--- Data supplied ---
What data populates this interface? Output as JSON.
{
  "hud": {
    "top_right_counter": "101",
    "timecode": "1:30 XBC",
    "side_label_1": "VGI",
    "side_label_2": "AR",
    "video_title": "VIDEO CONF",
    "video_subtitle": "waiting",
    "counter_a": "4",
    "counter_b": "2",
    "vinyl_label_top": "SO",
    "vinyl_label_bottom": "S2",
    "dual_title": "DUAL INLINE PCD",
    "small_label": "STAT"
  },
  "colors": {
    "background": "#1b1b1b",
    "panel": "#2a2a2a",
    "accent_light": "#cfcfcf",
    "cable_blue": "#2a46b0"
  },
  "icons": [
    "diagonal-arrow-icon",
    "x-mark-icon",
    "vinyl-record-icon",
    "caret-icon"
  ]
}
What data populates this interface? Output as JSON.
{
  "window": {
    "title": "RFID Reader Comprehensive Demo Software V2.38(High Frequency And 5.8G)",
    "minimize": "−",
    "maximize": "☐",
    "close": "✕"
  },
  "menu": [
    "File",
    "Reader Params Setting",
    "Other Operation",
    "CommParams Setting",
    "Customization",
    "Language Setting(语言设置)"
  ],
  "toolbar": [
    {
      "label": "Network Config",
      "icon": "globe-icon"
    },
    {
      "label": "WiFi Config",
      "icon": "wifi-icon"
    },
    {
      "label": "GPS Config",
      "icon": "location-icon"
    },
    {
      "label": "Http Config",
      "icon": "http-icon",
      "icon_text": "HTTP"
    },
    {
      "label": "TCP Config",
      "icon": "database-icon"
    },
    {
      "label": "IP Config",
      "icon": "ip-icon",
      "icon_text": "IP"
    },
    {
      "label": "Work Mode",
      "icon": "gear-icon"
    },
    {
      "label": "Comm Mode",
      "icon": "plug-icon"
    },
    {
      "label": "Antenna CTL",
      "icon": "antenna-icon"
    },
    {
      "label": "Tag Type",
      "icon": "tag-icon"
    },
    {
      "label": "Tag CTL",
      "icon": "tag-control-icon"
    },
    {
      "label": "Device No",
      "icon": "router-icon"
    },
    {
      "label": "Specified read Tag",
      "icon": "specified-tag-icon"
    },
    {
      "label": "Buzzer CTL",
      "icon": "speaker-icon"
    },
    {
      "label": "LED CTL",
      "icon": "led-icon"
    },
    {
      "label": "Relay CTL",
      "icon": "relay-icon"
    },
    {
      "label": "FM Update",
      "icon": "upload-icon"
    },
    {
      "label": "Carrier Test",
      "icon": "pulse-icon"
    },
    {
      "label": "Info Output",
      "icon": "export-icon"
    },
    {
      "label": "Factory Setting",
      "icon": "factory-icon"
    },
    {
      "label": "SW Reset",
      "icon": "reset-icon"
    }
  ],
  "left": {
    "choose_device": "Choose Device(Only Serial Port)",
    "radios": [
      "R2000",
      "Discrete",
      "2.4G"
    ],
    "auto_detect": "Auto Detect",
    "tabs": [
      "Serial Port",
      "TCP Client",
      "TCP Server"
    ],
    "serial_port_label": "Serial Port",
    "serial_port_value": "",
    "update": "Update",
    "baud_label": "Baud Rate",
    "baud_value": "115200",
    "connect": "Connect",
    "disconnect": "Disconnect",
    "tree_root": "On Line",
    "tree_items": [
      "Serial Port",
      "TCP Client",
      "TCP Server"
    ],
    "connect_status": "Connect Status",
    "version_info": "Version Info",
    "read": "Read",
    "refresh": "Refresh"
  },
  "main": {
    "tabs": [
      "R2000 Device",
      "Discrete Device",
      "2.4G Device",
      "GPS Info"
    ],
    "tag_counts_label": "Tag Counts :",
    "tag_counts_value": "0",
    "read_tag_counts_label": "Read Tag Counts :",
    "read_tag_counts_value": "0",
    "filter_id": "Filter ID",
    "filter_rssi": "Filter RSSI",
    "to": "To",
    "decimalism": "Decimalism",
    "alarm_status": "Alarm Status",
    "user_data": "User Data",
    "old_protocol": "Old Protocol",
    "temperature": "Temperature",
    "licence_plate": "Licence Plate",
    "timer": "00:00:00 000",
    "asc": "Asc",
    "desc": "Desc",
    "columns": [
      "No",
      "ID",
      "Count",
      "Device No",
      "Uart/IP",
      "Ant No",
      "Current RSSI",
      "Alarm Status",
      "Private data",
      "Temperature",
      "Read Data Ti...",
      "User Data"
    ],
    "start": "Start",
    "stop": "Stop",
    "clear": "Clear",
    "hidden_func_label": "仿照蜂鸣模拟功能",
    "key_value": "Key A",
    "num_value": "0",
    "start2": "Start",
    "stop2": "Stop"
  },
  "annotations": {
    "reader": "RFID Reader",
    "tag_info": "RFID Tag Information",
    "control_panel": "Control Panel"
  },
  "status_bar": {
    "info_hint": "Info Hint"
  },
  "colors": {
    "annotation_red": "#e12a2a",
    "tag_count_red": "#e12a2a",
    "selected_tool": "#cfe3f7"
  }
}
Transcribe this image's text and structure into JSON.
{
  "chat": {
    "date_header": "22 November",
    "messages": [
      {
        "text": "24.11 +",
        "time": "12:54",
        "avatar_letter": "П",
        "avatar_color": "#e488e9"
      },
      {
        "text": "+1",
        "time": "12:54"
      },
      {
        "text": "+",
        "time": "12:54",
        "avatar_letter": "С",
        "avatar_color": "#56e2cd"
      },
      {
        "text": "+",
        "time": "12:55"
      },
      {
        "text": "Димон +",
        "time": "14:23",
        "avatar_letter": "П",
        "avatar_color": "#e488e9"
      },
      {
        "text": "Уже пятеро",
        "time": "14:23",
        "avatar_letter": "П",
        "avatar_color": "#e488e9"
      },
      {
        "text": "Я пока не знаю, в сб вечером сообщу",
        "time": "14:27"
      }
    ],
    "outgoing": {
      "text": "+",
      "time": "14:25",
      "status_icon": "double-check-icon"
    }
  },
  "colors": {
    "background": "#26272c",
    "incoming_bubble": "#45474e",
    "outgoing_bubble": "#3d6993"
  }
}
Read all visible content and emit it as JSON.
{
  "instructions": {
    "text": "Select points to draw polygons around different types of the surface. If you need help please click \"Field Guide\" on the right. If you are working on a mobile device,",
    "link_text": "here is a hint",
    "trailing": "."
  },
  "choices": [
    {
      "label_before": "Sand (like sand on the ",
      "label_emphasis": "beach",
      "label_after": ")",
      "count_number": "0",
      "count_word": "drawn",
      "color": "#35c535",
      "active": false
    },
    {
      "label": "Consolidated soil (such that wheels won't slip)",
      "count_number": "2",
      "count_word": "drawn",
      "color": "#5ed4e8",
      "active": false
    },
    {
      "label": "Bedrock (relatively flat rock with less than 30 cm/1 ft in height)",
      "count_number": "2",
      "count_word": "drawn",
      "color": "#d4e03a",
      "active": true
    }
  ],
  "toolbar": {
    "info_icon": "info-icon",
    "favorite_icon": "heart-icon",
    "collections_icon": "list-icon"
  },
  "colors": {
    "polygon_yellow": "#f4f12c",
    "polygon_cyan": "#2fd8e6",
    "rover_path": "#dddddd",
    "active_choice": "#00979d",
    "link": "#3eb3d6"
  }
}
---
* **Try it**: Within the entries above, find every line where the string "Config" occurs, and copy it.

* **Response**:
      "label": "Network Config",
      "label": "WiFi Config",
      "label": "GPS Config",
      "label": "Http Config",
      "label": "TCP Config",
      "label": "IP Config",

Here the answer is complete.